Be willing to kill your babies

When I was in high school, typing was a required course. We used IBM Selectric typewriters rather than computers. By the end of the one-semester course, I was the fastest in my class, banging out 90 error-free words per minute. It was the most useful thing I learned in high school.

Since moving to computers, I can edit as I type. I still type close to 90 wpm, but thanks to the backspace key, I type backwards even faster … clickity clickity clickity WHACK WHACK WHACK clickity clickity clickity, etc.

Where am I going with this?

I’m working on my second book, the sequel to Ohlen’s Arrow, tentatively entitled Ohlen’s Bane. The first weekend I worked on it, I cranked out over 12,000 words. I typed a lot. Since then, my word count is up to 15,000. I decided to read over what I had so far, and although it was interesting, it wasn’t engaging.

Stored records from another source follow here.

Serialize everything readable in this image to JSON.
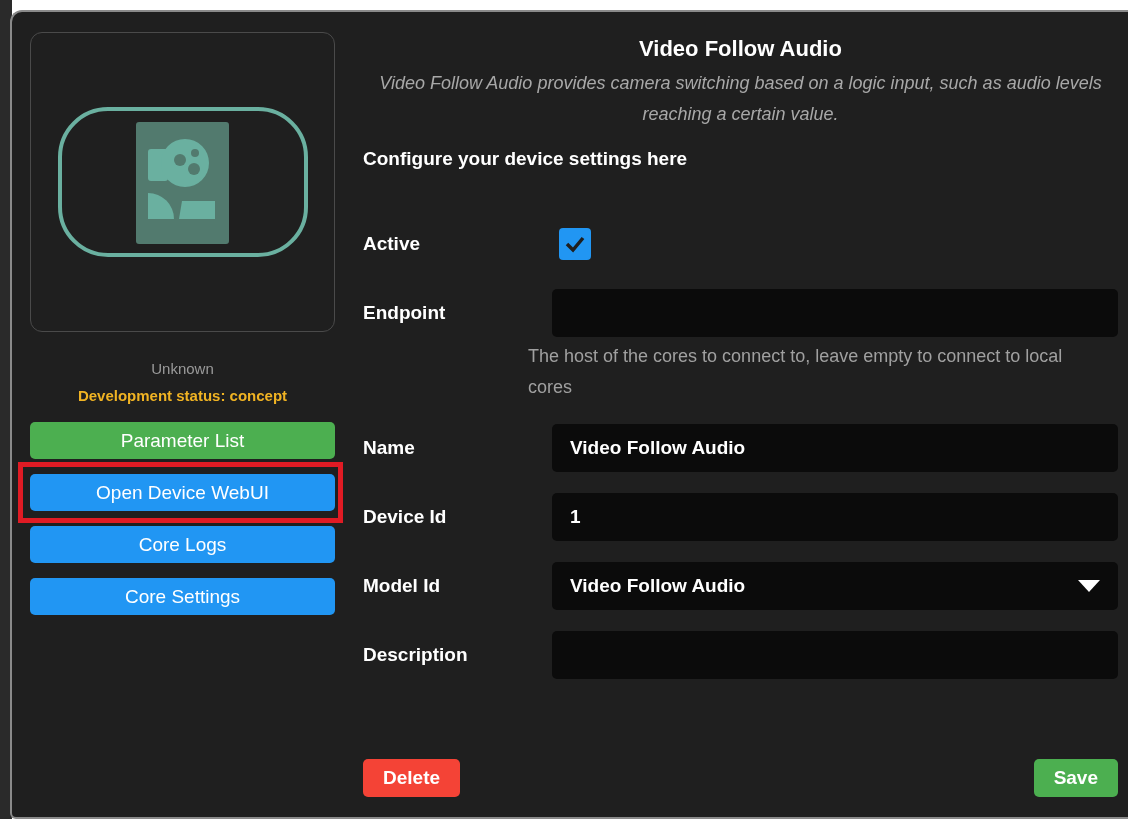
{
  "device": {
    "status": "Unknown",
    "development_status": "Development status: concept"
  },
  "side_buttons": [
    {
      "label": "Parameter List",
      "kind": "green",
      "highlighted": false
    },
    {
      "label": "Open Device WebUI",
      "kind": "blue",
      "highlighted": true
    },
    {
      "label": "Core Logs",
      "kind": "blue",
      "highlighted": false
    },
    {
      "label": "Core Settings",
      "kind": "blue",
      "highlighted": false
    }
  ],
  "title": "Video Follow Audio",
  "description": "Video Follow Audio provides camera switching based on a logic input, such as audio levels reaching a certain value.",
  "section_label": "Configure your device settings here",
  "fields": [
    {
      "label": "Active",
      "kind": "checkbox",
      "checked": true
    },
    {
      "label": "Endpoint",
      "kind": "text",
      "help": "The host of the cores to connect to, leave empty to connect to local cores"
    },
    {
      "label": "Name",
      "kind": "text",
      "value": "Video Follow Audio"
    },
    {
      "label": "Device Id",
      "kind": "text",
      "value": "1"
    },
    {
      "label": "Model Id",
      "kind": "select",
      "value": "Video Follow Audio"
    },
    {
      "label": "Description",
      "kind": "text"
    }
  ],
  "actions": {
    "delete": "Delete",
    "save": "Save"
  }
}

The last thing I want is for my book to require the reader suffer through to the fifth chapter before anything good happens. One of the things going for Ohlen’s Arrow was its pace. It started with action and maintained an engaging level of action with few pauses throughout the story.

I am now killing my babies. As I read through my first four chapters, I am looking for sections that can be rearranged to maintain a better pace. I’m also looking for sections that aren’t important at all. When I find them, I kill them. I’m not tied to the words I created. I can remove them and write new ones, better ones. The story also has sections that take far too long to get across what can be conveyed either indirectly or simply.

Because of my technical background, I tend to be rather verbose in my descriptions. I am learning to adopt a more compact and dense writing style, conveying an equal or greater amount of information in fewer words.

My goal is to write 100,000 words for Ohlen’s Bane. I’ll probably write more than that, because I know that during the revision and editing phase of the project, I’ll be whacking the backspace key a lot more than any other.

I am willing to kill my babies.

Are you a writer or a follower?

When I write, I don’t read other people’s works. I know that a lot of authors are also voracious readers both within their genre and outside of it, and I like to read as well (when I have time). When I’m writing my own new works, I don’t like to be tainted by the voice and style of others.

I am a writer, not a follower. I write my own story.

Imagine trying to write a song while listening to the radio. Intentionally or not, your song will be influenced by whatever you’re hearing whether you realize it or not. My writing is the same way.

I have read articles that ask the question, “How would ____ write this?” They often refer to famous authors, such as Stephen King or Ernest Hemingway. Although it’s worth gaining general knowledge of the mechanics of writing by studying famous literary works, asking the question, “How did ___ write?” is the better way to approach it.

Every writer has their own method, their own approach, their own voice. I’m no different. I have tools and processes and quirks that work for me, and they may work for others, but they may not. At the end of the day, I am writing my own books, not rehashes of something written by J.K. Rowling or R.A. Salvatore.

When I find myself struggling with a certain passage, I don’t ask, “How would ___ write this?” I am a writer, not a follower. I write my own story.

NaNoWriMo and Ohlen’s Bane

November is National Novel Writing Month, or NaNoWriMo. The goal is to write 50,000 words in 30 days. I had already begun writing my new novel, Ohlen’s Bane, at the tail end of October, a process that included brainstorming and then creation of a plot event list. I set up Scrivener to have proper chapters and scenes based on that plot event list and had even begun writing Chapter 1.

Now that November and NaNoWriMo has come along, the timing is perfect for keeping me motivated. Over this past weekend I cranked out over 12,000 words on Ohlen’s Bane and am now neck-deep in Chapter 4.

I set up Scrivener to have a project goal of 100,000 words, and a session goal of 3,000 words. It’s very rewarding to see that 3,000 word goal whoosh by with tons of creativity and energy left in me. I think 50,000 words by November 30th is a very achievable goal.